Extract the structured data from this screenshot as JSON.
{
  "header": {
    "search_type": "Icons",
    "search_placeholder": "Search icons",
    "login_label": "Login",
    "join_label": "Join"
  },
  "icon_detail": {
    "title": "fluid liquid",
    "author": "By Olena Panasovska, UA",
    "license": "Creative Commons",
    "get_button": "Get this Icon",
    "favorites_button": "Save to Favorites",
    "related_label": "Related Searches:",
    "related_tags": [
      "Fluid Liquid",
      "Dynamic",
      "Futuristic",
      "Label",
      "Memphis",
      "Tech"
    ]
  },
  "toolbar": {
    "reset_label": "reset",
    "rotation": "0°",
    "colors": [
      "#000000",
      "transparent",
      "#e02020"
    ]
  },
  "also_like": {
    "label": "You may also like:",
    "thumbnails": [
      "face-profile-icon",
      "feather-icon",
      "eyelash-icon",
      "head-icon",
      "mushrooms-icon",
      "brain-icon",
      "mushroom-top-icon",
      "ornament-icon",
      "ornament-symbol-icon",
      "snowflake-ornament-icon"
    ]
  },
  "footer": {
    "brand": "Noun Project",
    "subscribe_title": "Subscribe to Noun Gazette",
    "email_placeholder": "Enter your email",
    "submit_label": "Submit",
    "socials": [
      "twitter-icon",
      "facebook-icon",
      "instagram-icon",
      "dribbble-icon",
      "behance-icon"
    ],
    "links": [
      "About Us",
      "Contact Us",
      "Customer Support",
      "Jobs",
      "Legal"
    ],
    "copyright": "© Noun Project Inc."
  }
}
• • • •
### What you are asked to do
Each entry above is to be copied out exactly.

### Result
Extract the structured data from this screenshot as JSON.
{
  "header": {
    "search_type": "Icons",
    "search_placeholder": "Search icons",
    "login_label": "Login",
    "join_label": "Join"
  },
  "icon_detail": {
    "title": "fluid liquid",
    "author": "By Olena Panasovska, UA",
    "license": "Creative Commons",
    "get_button": "Get this Icon",
    "favorites_button": "Save to Favorites",
    "related_label": "Related Searches:",
    "related_tags": [
      "Fluid Liquid",
      "Dynamic",
      "Futuristic",
      "Label",
      "Memphis",
      "Tech"
    ]
  },
  "toolbar": {
    "reset_label": "reset",
    "rotation": "0°",
    "colors": [
      "#000000",
      "transparent",
      "#e02020"
    ]
  },
  "also_like": {
    "label": "You may also like:",
    "thumbnails": [
      "face-profile-icon",
      "feather-icon",
      "eyelash-icon",
      "head-icon",
      "mushrooms-icon",
      "brain-icon",
      "mushroom-top-icon",
      "ornament-icon",
      "ornament-symbol-icon",
      "snowflake-ornament-icon"
    ]
  },
  "footer": {
    "brand": "Noun Project",
    "subscribe_title": "Subscribe to Noun Gazette",
    "email_placeholder": "Enter your email",
    "submit_label": "Submit",
    "socials": [
      "twitter-icon",
      "facebook-icon",
      "instagram-icon",
      "dribbble-icon",
      "behance-icon"
    ],
    "links": [
      "About Us",
      "Contact Us",
      "Customer Support",
      "Jobs",
      "Legal"
    ],
    "copyright": "© Noun Project Inc."
  }
}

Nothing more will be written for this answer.